5 Responses to “1967 – Pneumatic Rubber Tube Sound Sculpture – David Jacobs (American)”

  1. Renee Creager O'Brien Says:

    David, Beverly Stein and I (Renee Creager) – both past students at Hofstra back in the 60s . . . were trying to get in touch.
    Hope all is well,

  2. Beverly Stein Says:

    Hi David! We had lunches at Zoli’s,a dinner at your home in Sea Cliff,visits to Wah Chang factory,and I helped paint the gigantic throne.
    All in the 60’s at Hofstra.
    Love to hear from you.

  3. David Jacobs Says:

    Beverly/Renee, nice to hear from you two. My studio assistant noticed your notes on the Cyberneticzoo site. All’s well here. We are working on getting some WahWah Sound Sculptures ready for a possible performance/exhibition at Hofstra Museum in 2014. I’m still in Sea Cliff….and y’all ?

  4. cyberne1 Says:

    Hi all, Let me know if you want me to pass on your email addresses to each other. Don’t worry, they won’t be published in my blog.
    Reuben (cyberneticzoo.com)

  5. David Jacobs Says:

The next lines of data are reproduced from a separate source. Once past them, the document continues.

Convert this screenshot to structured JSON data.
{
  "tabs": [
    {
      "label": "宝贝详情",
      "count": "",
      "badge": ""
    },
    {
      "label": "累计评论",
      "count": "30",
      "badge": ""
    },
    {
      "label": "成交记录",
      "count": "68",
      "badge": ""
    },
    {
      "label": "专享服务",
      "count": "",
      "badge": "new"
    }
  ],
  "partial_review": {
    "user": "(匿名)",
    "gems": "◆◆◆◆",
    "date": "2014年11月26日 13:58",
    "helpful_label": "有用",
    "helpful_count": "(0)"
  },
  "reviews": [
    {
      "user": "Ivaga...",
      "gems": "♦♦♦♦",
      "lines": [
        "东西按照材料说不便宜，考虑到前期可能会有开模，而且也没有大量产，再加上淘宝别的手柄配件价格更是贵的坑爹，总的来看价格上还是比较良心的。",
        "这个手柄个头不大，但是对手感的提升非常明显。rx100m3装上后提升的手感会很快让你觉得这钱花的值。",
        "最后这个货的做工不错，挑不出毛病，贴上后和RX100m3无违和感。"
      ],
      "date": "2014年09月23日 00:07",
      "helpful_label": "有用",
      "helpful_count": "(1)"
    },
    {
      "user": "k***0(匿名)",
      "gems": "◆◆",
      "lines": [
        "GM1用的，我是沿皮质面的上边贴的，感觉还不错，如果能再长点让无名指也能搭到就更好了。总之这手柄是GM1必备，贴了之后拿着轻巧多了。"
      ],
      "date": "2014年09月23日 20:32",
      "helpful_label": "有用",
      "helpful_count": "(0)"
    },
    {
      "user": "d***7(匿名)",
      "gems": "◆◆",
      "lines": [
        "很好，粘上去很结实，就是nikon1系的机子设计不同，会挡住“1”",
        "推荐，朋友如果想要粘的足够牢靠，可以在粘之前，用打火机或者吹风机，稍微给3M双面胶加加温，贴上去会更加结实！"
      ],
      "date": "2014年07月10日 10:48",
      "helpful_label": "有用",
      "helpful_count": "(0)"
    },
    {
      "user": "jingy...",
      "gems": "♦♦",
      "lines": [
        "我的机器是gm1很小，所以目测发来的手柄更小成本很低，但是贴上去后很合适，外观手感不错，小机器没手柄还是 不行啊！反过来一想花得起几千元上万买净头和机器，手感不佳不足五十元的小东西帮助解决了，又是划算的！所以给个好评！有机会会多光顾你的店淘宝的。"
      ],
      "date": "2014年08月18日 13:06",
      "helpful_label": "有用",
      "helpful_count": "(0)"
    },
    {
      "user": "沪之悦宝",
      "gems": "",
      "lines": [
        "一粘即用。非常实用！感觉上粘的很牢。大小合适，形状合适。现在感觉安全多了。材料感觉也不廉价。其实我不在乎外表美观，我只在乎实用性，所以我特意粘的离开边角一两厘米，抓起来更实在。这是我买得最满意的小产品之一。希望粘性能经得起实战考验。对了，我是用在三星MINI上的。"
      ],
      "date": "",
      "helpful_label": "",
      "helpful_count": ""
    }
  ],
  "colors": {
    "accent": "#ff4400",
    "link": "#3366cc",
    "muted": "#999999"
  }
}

    OK to pass on my email to Beverly and Renee.
    I very much enjoy your site. A web site of my work in under construction and I’d like to add a link to your site.
    David Jacobs